For the first time, scientists have detected gravitational waves stemming from the crash of two ultra-dense neutron stars – and the event has spawned a new era of astronomy known as “multi-messenger astronomy.” It is believed that cataclysmic events such as these generated at least half of the gold in the Universe. Though astronomers have witnessed ripples in the fabric of space in time before (created by objects moving in the Universe), this is the first time in history the event was detectable by regular light telescopes. As a result, researchers have gained new insight into massive cosmic collisions.
A neutron star is the burnt-out core of a massive star that ran out of fuel, blew up and died. Typically 20 kilometers (12 miles) in diameter, a neutron star is radioactive and has a mass slightly more dense than the sun in our solar system.
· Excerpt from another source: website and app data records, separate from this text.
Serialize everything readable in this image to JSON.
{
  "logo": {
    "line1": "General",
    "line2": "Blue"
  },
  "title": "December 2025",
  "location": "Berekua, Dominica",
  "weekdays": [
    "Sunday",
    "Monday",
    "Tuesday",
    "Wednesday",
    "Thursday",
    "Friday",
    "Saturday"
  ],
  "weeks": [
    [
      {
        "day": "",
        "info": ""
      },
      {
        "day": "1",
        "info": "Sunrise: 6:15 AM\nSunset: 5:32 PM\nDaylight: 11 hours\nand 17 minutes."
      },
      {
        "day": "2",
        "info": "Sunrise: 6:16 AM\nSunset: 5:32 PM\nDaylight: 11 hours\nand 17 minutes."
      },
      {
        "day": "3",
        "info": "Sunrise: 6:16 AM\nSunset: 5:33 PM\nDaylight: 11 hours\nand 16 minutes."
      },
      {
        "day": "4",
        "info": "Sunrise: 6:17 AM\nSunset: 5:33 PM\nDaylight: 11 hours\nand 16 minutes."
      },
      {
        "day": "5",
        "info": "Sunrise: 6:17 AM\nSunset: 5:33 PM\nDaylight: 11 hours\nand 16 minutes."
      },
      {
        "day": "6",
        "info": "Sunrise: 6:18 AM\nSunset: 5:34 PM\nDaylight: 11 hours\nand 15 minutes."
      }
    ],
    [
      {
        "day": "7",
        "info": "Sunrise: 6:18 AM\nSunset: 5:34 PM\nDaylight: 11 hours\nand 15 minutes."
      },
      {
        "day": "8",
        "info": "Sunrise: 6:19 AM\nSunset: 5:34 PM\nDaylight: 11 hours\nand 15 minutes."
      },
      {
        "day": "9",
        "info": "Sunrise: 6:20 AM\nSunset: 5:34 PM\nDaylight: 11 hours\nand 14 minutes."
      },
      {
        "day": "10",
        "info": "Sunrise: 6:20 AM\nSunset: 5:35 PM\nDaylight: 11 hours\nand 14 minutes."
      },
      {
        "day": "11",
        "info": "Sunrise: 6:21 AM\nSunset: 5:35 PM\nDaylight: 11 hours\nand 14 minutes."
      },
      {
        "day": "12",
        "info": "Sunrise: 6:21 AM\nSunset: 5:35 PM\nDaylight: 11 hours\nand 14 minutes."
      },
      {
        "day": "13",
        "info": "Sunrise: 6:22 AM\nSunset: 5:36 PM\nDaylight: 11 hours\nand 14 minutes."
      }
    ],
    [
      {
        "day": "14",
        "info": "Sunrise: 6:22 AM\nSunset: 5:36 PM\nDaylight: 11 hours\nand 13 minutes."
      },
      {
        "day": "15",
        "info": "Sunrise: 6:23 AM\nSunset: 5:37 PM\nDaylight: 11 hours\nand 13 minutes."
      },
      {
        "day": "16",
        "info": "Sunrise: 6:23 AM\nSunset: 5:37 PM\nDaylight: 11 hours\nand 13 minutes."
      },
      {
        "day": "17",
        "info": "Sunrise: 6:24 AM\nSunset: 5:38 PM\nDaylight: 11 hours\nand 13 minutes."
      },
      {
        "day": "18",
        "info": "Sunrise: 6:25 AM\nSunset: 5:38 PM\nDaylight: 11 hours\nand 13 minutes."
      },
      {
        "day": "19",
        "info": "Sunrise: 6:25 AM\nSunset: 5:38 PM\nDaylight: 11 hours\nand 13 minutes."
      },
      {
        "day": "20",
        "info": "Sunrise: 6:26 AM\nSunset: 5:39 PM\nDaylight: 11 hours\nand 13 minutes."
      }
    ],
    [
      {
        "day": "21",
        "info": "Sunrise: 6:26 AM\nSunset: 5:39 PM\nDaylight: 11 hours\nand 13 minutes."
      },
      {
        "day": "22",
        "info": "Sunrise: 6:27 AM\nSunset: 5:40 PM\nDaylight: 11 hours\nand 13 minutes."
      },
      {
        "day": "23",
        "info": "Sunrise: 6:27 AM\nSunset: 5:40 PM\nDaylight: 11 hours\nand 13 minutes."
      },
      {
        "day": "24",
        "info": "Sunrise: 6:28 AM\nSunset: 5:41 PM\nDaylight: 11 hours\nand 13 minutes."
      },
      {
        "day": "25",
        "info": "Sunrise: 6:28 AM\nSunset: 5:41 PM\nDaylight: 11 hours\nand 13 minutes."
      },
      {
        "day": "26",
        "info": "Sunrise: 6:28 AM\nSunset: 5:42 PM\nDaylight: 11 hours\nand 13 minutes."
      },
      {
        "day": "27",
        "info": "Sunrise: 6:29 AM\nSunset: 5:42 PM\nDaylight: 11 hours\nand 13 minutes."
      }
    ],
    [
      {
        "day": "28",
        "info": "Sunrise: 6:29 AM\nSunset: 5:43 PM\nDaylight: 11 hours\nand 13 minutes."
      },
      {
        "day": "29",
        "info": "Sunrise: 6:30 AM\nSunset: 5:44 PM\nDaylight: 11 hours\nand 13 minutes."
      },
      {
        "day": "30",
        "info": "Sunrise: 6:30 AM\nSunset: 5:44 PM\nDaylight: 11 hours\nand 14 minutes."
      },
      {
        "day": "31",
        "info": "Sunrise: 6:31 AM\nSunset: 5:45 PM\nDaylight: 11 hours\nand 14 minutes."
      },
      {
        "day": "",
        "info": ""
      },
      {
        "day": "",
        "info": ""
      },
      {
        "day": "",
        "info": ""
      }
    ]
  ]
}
Reportedly, a handful of neutron star material weighs as much as Mount Everest! When two neutron stars combine, they spiral around each other, growing closer and closer over time. The spinning intensifies until the two objects revolve around each other several times per second. Then, a forceful impact takes place and a gargantuan gravitational wave is emitted into the Universe at the speed of light.
On August 18th, astronomers witnessed the remains of a neutron star mash-up, which traveled 130 million light years before it was seen by Earthly detectors. The phenomena resulted in dozens of scientific papers being published in top academic journals. As Phys.org reports, the observation also solved several physics riddles – including how much of the universe’s gold, platinum, mercury and other heavy elements were formed.
Said co-discoverer Benoit Mours of France’s CNRS research institute, “We witnessed history unfolding in front of our eyes: two neutron stars drawing closer, closer… turning faster and faster around each other, then colliding and scattering debris all over the place.”
Days before the highly-anticipated event, three different gravitational wave observatories based around the world picked up gravitational waves. Astronomers worked together to locate the area where the merger occurred. After narrowing it down to a very small patch in the southern sky, the US-based Laser Interferometer Gravitational-Wave Observatory (LIGO) mobilized the rest of the astronomy community, reports The Verge.
Within hours, thousands of astronomers searched the sky, eventually spotting the explosive leftovers of the neutron star mashup. Telescopes witnessed newly-forged material in the fallout. This confirmed that “maybe half, maybe more, of the heavy elements in the Universe are actually produced by this kind of collision,” said physicist Patrick Sutton, a member of LIGO. “This is a revolution in astronomy, of having thousands of astronomers focus on one source for weeks and having this collaboration unravel in seconds, in hours, then days, and weeks,” said Vicky Kalogera, an astrophysicist at Northwestern University and a LIGO collaborator. “For us, that’s the Holy Grail.”
The development comes two years after the first gravitational wave was detected (also by LIGO). For the past century, astronomers have been trying to figure out how to detect the ripples, which were predicted by Albert Einstein in his theory of general relativity.